Reproduce the entries that follow precisely, setting aside any images.
*** Given data Section Begins ***
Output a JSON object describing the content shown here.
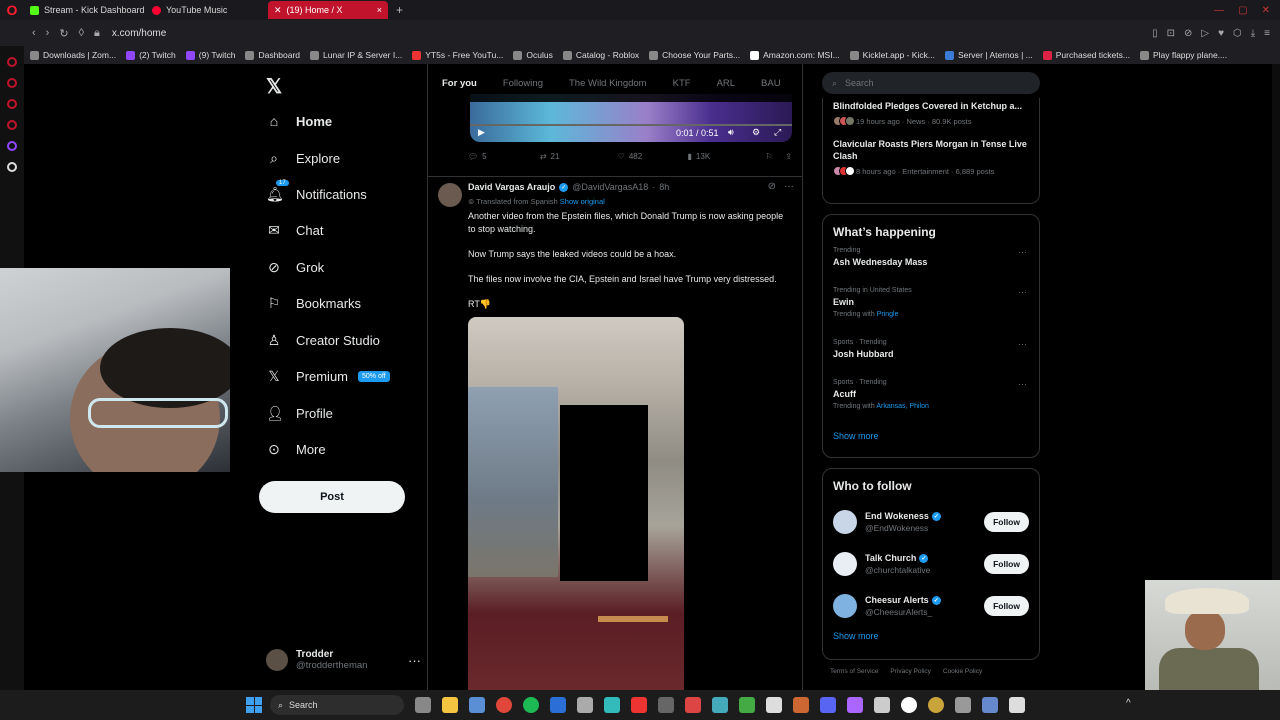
{
  "browser": {
    "tabs": [
      {
        "label": "Stream - Kick Dashboard",
        "color": "#53fc18"
      },
      {
        "label": "YouTube Music",
        "color": "#ff0033"
      },
      {
        "label": "(19) Home / X",
        "color": "#ffffff"
      }
    ],
    "url": "x.com/home",
    "bookmarks": [
      "Downloads | Zom...",
      "(2) Twitch",
      "(9) Twitch",
      "Dashboard",
      "Lunar IP & Server I...",
      "YT5s - Free YouTu...",
      "Oculus",
      "Catalog - Roblox",
      "Choose Your Parts...",
      "Amazon.com: MSI...",
      "Kicklet.app - Kick...",
      "Server | Aternos | ...",
      "Purchased tickets...",
      "Play flappy plane...."
    ]
  },
  "nav": {
    "items": [
      {
        "label": "Home",
        "icon": "home-icon"
      },
      {
        "label": "Explore",
        "icon": "search-icon"
      },
      {
        "label": "Notifications",
        "icon": "bell-icon"
      },
      {
        "label": "Chat",
        "icon": "mail-icon"
      },
      {
        "label": "Grok",
        "icon": "grok-icon"
      },
      {
        "label": "Bookmarks",
        "icon": "bookmark-icon"
      },
      {
        "label": "Creator Studio",
        "icon": "creator-icon"
      },
      {
        "label": "Premium",
        "icon": "x-premium-icon"
      },
      {
        "label": "Profile",
        "icon": "person-icon"
      },
      {
        "label": "More",
        "icon": "more-circle-icon"
      }
    ],
    "notif_badge": "17",
    "premium_badge": "50% off",
    "post_label": "Post",
    "me": {
      "name": "Trodder",
      "handle": "@troddertheman"
    }
  },
  "feed": {
    "tabs": [
      "For you",
      "Following",
      "The Wild Kingdom",
      "KTF",
      "ARL",
      "BAU"
    ],
    "active_tab": "For you",
    "prev_video": {
      "time": "0:01 / 0:51"
    },
    "prev_actions": {
      "replies": "5",
      "reposts": "21",
      "likes": "482",
      "views": "13K"
    },
    "tweet": {
      "name": "David Vargas Araujo",
      "handle": "@DavidVargasA18",
      "time": "8h",
      "translated": "Translated from Spanish",
      "show_original": "Show original",
      "paragraphs": [
        "Another video from the Epstein files, which Donald Trump is now asking people to stop watching.",
        "Now Trump says the leaked videos could be a hoax.",
        "The files now involve the CIA, Epstein and Israel have Trump very distressed.",
        "RT👎"
      ]
    }
  },
  "right": {
    "search_placeholder": "Search",
    "news": [
      {
        "title": "Blindfolded Pledges Covered in Ketchup a...",
        "meta": "19 hours ago · News · 80.9K posts"
      },
      {
        "title": "Clavicular Roasts Piers Morgan in Tense Live Clash",
        "meta": "8 hours ago · Entertainment · 6,889 posts"
      }
    ],
    "happening_title": "What’s happening",
    "trends": [
      {
        "context": "Trending",
        "name": "Ash Wednesday Mass",
        "with": "",
        "links": ""
      },
      {
        "context": "Trending in United States",
        "name": "Ewin",
        "with": "Trending with",
        "links": "Pringle"
      },
      {
        "context": "Sports · Trending",
        "name": "Josh Hubbard",
        "with": "",
        "links": ""
      },
      {
        "context": "Sports · Trending",
        "name": "Acuff",
        "with": "Trending with",
        "links": "Arkansas, Philon"
      }
    ],
    "show_more": "Show more",
    "who_title": "Who to follow",
    "follow": [
      {
        "name": "End Wokeness",
        "handle": "@EndWokeness",
        "color": "#c9d6e8"
      },
      {
        "name": "Talk Church",
        "handle": "@churchtalkative",
        "color": "#e8eef4"
      },
      {
        "name": "Cheesur Alerts",
        "handle": "@CheesurAlerts_",
        "color": "#7fb2e0"
      }
    ],
    "follow_label": "Follow",
    "footer": [
      "Terms of Service",
      "Privacy Policy",
      "Cookie Policy"
    ]
  },
  "taskbar": {
    "search": "Search"
  }
}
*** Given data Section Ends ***
▶ **Solution below**:
Output a JSON object describing the content shown here.
{
  "browser": {
    "tabs": [
      {
        "label": "Stream - Kick Dashboard",
        "color": "#53fc18"
      },
      {
        "label": "YouTube Music",
        "color": "#ff0033"
      },
      {
        "label": "(19) Home / X",
        "color": "#ffffff"
      }
    ],
    "url": "x.com/home",
    "bookmarks": [
      "Downloads | Zom...",
      "(2) Twitch",
      "(9) Twitch",
      "Dashboard",
      "Lunar IP & Server I...",
      "YT5s - Free YouTu...",
      "Oculus",
      "Catalog - Roblox",
      "Choose Your Parts...",
      "Amazon.com: MSI...",
      "Kicklet.app - Kick...",
      "Server | Aternos | ...",
      "Purchased tickets...",
      "Play flappy plane...."
    ]
  },
  "nav": {
    "items": [
      {
        "label": "Home",
        "icon": "home-icon"
      },
      {
        "label": "Explore",
        "icon": "search-icon"
      },
      {
        "label": "Notifications",
        "icon": "bell-icon"
      },
      {
        "label": "Chat",
        "icon": "mail-icon"
      },
      {
        "label": "Grok",
        "icon": "grok-icon"
      },
      {
        "label": "Bookmarks",
        "icon": "bookmark-icon"
      },
      {
        "label": "Creator Studio",
        "icon": "creator-icon"
      },
      {
        "label": "Premium",
        "icon": "x-premium-icon"
      },
      {
        "label": "Profile",
        "icon": "person-icon"
      },
      {
        "label": "More",
        "icon": "more-circle-icon"
      }
    ],
    "notif_badge": "17",
    "premium_badge": "50% off",
    "post_label": "Post",
    "me": {
      "name": "Trodder",
      "handle": "@troddertheman"
    }
  },
  "feed": {
    "tabs": [
      "For you",
      "Following",
      "The Wild Kingdom",
      "KTF",
      "ARL",
      "BAU"
    ],
    "active_tab": "For you",
    "prev_video": {
      "time": "0:01 / 0:51"
    },
    "prev_actions": {
      "replies": "5",
      "reposts": "21",
      "likes": "482",
      "views": "13K"
    },
    "tweet": {
      "name": "David Vargas Araujo",
      "handle": "@DavidVargasA18",
      "time": "8h",
      "translated": "Translated from Spanish",
      "show_original": "Show original",
      "paragraphs": [
        "Another video from the Epstein files, which Donald Trump is now asking people to stop watching.",
        "Now Trump says the leaked videos could be a hoax.",
        "The files now involve the CIA, Epstein and Israel have Trump very distressed.",
        "RT👎"
      ]
    }
  },
  "right": {
    "search_placeholder": "Search",
    "news": [
      {
        "title": "Blindfolded Pledges Covered in Ketchup a...",
        "meta": "19 hours ago · News · 80.9K posts"
      },
      {
        "title": "Clavicular Roasts Piers Morgan in Tense Live Clash",
        "meta": "8 hours ago · Entertainment · 6,889 posts"
      }
    ],
    "happening_title": "What’s happening",
    "trends": [
      {
        "context": "Trending",
        "name": "Ash Wednesday Mass",
        "with": "",
        "links": ""
      },
      {
        "context": "Trending in United States",
        "name": "Ewin",
        "with": "Trending with",
        "links": "Pringle"
      },
      {
        "context": "Sports · Trending",
        "name": "Josh Hubbard",
        "with": "",
        "links": ""
      },
      {
        "context": "Sports · Trending",
        "name": "Acuff",
        "with": "Trending with",
        "links": "Arkansas, Philon"
      }
    ],
    "show_more": "Show more",
    "who_title": "Who to follow",
    "follow": [
      {
        "name": "End Wokeness",
        "handle": "@EndWokeness",
        "color": "#c9d6e8"
      },
      {
        "name": "Talk Church",
        "handle": "@churchtalkative",
        "color": "#e8eef4"
      },
      {
        "name": "Cheesur Alerts",
        "handle": "@CheesurAlerts_",
        "color": "#7fb2e0"
      }
    ],
    "follow_label": "Follow",
    "footer": [
      "Terms of Service",
      "Privacy Policy",
      "Cookie Policy"
    ]
  },
  "taskbar": {
    "search": "Search"
  }
}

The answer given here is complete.